I received a Master’s in Public Health from Emory University and went on to work at several leading national HIV/AIDs advocacy organizations in California, as an educator and advocate for women living with HIV, including Women Organized to Respond to Life Threatening Diseases and Project Inform. I also served as the Executive Director for The Well Project, a global web portal on women and HIV. Currently, I am the Program Officer at the United Nations Foundation for a project that focuses on Reproductive Health Advocacy.

I would be honored to be selected as a NWHN board member and offer my skills in grant writing, fundraising, organizational development, program development and design, evaluation, facilitation and passion for women’s rights. NWHN invested in me as young emerging feminist, I would love to return the investment.

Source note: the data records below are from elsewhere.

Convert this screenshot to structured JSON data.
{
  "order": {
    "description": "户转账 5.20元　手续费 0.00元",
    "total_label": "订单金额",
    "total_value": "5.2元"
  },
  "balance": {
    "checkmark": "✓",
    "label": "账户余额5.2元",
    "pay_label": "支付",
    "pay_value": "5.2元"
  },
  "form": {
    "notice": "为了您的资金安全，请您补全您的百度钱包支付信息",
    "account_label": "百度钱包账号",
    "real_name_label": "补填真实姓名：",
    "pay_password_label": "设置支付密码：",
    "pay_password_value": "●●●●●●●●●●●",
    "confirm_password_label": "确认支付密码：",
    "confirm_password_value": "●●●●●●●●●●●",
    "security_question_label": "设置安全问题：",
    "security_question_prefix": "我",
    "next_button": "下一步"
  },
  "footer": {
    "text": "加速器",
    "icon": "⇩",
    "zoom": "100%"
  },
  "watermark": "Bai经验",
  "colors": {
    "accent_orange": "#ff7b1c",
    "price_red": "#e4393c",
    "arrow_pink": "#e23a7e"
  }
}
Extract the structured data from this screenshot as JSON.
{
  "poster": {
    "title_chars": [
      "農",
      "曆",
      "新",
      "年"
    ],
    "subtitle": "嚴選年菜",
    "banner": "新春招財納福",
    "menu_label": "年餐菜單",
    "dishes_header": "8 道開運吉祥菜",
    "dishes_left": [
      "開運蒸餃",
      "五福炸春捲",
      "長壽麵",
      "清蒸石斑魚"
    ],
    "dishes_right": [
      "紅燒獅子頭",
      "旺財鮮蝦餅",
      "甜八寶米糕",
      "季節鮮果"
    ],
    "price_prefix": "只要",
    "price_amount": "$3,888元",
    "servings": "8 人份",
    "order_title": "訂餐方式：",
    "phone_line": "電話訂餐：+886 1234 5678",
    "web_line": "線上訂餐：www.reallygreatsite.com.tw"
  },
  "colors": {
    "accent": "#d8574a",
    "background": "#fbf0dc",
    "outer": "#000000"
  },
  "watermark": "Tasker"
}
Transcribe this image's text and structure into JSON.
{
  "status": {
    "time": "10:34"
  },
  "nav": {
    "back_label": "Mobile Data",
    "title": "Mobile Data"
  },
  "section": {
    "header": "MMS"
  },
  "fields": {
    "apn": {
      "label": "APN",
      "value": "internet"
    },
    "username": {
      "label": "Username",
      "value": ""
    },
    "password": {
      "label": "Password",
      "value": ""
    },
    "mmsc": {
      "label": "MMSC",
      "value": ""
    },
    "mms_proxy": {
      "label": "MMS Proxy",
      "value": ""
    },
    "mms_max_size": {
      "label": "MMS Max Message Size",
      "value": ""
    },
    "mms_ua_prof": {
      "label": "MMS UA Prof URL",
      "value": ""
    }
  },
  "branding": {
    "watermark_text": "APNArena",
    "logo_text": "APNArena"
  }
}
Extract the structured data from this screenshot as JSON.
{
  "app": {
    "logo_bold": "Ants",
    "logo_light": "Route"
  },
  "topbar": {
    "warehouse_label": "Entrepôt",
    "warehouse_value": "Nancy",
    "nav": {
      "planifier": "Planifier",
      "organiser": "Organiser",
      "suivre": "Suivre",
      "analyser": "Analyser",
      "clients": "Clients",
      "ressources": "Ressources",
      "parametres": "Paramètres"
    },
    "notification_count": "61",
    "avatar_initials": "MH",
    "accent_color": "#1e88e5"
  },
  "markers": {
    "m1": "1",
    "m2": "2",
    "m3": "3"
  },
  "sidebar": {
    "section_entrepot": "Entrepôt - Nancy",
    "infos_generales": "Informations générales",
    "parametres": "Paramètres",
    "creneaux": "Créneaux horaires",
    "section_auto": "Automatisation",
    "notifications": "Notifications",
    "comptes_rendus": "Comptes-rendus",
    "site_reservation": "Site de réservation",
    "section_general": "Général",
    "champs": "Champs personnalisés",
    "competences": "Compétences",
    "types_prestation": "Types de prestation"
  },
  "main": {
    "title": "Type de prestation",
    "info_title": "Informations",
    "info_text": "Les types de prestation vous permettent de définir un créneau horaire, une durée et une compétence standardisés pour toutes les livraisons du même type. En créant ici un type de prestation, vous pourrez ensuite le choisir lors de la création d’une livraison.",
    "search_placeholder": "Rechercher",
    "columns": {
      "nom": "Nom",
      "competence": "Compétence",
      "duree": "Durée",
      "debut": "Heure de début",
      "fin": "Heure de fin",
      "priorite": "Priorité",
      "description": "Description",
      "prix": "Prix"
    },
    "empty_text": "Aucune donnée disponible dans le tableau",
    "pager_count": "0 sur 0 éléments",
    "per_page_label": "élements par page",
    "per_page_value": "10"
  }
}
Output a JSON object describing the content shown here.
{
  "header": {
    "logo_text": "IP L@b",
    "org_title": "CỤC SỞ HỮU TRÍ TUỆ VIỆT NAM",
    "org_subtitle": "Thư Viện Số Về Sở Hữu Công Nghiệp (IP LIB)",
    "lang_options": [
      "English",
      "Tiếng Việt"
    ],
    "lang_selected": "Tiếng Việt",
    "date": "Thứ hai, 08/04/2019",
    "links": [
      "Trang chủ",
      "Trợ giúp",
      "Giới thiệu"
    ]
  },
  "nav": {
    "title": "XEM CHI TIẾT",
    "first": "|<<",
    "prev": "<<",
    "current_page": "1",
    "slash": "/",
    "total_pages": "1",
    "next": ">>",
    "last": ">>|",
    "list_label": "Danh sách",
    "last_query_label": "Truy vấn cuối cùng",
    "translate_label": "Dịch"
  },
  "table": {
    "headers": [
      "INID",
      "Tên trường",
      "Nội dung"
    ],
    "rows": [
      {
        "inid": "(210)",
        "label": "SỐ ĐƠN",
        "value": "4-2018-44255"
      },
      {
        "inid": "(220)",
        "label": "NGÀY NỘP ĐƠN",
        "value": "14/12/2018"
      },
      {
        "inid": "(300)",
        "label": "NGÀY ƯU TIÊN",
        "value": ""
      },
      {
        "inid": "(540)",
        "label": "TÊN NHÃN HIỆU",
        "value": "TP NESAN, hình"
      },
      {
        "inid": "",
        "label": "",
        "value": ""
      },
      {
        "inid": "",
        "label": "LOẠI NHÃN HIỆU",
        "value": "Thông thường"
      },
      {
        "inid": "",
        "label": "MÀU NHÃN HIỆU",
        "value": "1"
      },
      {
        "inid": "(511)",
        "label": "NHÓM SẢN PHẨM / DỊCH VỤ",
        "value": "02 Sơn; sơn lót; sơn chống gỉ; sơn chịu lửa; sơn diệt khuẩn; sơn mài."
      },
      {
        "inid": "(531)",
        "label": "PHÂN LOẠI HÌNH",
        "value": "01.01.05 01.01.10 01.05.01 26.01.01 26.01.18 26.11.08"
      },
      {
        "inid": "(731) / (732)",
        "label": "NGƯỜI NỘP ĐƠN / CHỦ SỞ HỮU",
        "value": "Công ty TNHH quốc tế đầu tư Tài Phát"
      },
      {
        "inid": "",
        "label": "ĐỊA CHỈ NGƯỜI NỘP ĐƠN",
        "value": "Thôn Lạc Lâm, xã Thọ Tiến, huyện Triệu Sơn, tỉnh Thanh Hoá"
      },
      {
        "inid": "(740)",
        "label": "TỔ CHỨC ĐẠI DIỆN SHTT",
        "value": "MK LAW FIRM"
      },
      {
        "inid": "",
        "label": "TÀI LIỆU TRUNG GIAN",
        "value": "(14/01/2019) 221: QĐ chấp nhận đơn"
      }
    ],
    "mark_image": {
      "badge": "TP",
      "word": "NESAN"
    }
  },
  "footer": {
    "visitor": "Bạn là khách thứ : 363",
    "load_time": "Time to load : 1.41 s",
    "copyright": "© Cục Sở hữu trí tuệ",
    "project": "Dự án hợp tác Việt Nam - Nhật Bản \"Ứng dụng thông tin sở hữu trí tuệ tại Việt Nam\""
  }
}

Tiffany Reed

My first job out of college in 2001 was at the Emma Goldman Clinic for Women in Iowa City. That clinic, the loving staff, and the incredibly strong women whose hands I held in the procedure room changed my life. I immediately became part of something much bigger than myself. I felt the pulse and electricity of the power of women and their bodies, and the connection that women have to each other. I was forever determined to devote my life to fighting for access to comprehensive health care for all women. That goal propelled me from snowy cornfields to the diverse Adams Morgan neighborhood of DC where I began my work at the National Abortion Federation, counseling women on a national scale. For eight years, I connected with overseas military women, minors, low-income women, women escaping abuse, rape survivors – all maneuvering a complicated, harsh system promoting senseless delays and medical fiction. There, I learned the intricate details of the Medicaid system, landscape of abortion funding, and the myriad of laws that serve as hurdles to women seeking access to health care across America, not to mention our military bases world-wide. The lack of local resources for women got me fired up to become the founding Board President of the DC Abortion Fund; a role I treasured for six years. In my “paid life” I am a skilled fundraiser who works tirelessly to raise money for progressive causes and hope to bring this talent to the NWHN Board.”


Zipatly Mendoza

For the past four years, I’ve had the honor of serving as a board member of National Women’s Health Network (NWHN). I’ve been able to provide the NWHN with my leadership skills by serving on the Executive Committee for the past two years as the Vice President of Administration. However, most importantly I have gained a camaraderie of like-minded women all working for health equity, reproductive health, and a health care system guided by social justice. For this reason and my commitment to women’s health, I am seeking a second term on the NWHN Board. As the Office Chief of the Arizona Health Disparities Center at the Department of Health Services I am responsible for addressing the impact of social determinants of health on Arizona’s most vulnerable residents. Additionally, as a NWHN board member, I am able to impact women’s health by addressing inequities in policies that negatively impact women. I have worked on various initiatives to address women’s health including a founding member of the first Domestic Violence Awareness Week on the UA campus. This was the foundation to my work in power dynamics and gender equality, which led to a two-year fellowship on HIV/AIDS at the CDC. I went on to earn an MPH in Maternal and Child Health. I look forward to being able to continue to provide the NWHN with my experience and knowledge in health equity, program development and management, evaluation, grant writing, and youth mentorship to the NWHN Board of Directors.